━━━ Task input ━━━

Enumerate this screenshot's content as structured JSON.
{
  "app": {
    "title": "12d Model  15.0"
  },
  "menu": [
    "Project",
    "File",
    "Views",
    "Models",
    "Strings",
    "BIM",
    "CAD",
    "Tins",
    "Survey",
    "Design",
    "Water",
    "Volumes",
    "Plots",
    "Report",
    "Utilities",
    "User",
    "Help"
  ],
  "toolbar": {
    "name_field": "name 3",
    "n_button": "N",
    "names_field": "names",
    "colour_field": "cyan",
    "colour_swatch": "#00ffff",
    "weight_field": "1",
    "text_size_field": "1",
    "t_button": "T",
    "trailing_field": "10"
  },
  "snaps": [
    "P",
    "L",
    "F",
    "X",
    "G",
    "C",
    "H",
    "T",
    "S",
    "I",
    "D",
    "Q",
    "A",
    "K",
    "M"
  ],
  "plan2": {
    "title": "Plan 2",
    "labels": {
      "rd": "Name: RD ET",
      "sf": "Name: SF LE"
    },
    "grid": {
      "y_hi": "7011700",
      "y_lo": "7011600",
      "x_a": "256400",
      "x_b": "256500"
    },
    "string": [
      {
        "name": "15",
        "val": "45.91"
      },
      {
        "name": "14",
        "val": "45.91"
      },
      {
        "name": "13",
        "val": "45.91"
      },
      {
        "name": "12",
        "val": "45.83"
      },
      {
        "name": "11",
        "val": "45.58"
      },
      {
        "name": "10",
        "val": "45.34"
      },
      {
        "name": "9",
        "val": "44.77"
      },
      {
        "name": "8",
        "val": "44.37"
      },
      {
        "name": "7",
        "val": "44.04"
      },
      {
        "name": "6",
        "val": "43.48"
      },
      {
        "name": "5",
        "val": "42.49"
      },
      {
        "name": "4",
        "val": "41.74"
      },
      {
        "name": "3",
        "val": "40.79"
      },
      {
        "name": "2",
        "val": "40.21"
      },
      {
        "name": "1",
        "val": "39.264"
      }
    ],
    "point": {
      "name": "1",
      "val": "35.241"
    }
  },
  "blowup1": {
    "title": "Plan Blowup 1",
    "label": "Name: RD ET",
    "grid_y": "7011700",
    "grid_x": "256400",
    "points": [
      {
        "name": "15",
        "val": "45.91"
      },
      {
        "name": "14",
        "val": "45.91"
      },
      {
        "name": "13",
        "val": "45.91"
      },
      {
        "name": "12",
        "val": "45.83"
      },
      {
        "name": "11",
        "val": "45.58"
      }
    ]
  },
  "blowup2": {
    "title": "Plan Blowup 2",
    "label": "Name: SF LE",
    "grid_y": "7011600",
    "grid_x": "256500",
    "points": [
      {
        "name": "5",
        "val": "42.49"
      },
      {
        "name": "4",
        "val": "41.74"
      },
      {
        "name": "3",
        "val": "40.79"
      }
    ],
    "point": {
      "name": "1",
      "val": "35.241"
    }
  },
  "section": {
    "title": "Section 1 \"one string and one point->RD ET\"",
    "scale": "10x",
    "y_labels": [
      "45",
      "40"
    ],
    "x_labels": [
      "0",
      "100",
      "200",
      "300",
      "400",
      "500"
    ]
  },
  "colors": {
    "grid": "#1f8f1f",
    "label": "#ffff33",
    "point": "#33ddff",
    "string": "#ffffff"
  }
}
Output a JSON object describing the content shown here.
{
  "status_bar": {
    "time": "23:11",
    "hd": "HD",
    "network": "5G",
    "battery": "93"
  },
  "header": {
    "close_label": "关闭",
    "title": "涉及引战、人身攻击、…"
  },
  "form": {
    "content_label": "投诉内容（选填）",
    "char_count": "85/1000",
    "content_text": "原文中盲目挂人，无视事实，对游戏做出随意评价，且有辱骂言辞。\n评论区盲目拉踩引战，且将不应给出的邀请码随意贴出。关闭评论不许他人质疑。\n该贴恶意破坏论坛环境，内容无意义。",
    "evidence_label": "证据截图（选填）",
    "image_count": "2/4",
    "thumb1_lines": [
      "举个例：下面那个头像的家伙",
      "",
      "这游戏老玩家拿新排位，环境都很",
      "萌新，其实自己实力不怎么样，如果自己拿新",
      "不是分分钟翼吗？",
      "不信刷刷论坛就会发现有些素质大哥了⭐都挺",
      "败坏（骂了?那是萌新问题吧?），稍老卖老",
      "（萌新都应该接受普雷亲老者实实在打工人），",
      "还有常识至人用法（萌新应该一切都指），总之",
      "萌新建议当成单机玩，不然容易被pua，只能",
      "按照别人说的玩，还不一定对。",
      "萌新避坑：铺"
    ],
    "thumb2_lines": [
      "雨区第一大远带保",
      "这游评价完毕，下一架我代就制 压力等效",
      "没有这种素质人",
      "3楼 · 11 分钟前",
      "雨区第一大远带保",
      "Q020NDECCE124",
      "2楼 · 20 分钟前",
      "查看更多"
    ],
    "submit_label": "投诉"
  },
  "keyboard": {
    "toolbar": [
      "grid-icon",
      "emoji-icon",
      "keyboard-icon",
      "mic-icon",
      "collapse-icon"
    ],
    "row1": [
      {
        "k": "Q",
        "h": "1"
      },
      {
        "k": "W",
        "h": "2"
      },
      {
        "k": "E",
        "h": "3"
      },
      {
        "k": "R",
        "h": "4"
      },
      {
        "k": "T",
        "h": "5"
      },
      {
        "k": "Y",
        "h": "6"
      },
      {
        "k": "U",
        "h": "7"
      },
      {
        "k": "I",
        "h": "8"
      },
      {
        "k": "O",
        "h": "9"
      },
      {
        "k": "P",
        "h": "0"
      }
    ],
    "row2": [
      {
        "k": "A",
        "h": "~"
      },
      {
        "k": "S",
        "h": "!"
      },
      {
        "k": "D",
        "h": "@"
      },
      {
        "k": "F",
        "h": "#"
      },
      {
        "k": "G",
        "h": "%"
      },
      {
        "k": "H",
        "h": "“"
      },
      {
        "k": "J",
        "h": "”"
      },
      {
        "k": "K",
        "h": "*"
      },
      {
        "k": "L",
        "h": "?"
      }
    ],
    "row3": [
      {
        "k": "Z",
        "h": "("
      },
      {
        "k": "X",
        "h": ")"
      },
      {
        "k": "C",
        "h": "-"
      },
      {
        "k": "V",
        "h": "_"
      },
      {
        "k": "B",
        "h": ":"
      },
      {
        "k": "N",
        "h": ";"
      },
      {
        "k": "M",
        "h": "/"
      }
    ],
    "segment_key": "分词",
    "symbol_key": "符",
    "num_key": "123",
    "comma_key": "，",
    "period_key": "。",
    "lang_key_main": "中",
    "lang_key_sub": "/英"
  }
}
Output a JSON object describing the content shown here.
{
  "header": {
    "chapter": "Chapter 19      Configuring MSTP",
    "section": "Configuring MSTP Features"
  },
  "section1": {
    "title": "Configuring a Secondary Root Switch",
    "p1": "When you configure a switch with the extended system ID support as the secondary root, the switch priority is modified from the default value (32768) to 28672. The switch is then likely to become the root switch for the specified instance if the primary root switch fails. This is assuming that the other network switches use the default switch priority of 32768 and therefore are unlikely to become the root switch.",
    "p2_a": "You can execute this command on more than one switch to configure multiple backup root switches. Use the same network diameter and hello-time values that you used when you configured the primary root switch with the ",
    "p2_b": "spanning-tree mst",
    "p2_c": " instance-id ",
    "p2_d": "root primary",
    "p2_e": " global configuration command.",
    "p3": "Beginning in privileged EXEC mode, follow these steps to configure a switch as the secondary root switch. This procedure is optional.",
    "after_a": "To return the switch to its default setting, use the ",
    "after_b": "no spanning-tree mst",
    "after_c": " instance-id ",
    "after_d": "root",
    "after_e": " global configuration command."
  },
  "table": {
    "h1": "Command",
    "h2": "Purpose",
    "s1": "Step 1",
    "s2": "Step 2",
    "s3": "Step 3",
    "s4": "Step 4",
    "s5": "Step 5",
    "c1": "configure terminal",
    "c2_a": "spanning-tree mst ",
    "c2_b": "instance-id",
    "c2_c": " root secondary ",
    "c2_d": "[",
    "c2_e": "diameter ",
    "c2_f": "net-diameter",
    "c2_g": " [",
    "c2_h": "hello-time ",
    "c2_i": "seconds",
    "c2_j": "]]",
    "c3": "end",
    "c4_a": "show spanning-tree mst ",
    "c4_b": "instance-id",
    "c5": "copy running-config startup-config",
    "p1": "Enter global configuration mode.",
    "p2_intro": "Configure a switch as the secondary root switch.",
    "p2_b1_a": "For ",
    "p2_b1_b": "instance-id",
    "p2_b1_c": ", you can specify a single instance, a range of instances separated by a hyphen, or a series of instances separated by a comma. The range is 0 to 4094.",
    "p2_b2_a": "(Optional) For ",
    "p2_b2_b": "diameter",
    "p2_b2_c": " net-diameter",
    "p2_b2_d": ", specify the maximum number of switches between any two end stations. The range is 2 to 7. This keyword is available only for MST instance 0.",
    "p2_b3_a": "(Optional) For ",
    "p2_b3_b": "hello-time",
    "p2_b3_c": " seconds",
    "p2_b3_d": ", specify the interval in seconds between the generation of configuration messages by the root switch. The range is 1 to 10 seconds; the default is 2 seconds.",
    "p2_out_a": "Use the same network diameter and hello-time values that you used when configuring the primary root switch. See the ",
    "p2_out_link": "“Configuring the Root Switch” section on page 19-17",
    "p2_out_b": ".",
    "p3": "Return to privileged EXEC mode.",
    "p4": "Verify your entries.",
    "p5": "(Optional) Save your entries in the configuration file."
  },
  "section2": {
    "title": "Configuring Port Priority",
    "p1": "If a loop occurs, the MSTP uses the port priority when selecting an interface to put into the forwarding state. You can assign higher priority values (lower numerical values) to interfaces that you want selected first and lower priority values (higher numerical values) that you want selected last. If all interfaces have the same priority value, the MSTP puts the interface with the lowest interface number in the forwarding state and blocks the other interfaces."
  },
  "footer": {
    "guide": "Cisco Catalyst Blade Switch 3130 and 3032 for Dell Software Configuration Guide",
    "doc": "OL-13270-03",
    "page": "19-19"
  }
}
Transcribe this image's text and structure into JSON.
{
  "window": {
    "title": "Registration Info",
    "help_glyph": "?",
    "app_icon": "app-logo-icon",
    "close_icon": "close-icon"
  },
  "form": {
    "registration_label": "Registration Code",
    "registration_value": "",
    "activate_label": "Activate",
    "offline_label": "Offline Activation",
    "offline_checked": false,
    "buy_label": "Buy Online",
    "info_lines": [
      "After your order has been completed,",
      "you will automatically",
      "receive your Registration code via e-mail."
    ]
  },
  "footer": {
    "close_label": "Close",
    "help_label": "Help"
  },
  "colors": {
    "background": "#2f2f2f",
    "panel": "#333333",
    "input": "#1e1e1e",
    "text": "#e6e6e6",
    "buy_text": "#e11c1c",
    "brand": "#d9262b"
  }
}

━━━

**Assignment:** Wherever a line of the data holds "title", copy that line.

**Completed exercise:**
    "title": "12d Model  15.0"
    "title": "Plan 2",
    "title": "Plan Blowup 1",
    "title": "Plan Blowup 2",
    "title": "Section 1 \"one string and one point->RD ET\"",
    "title": "涉及引战、人身攻击、…"
    "title": "Configuring a Secondary Root Switch",
    "title": "Configuring Port Priority",
    "title": "Registration Info",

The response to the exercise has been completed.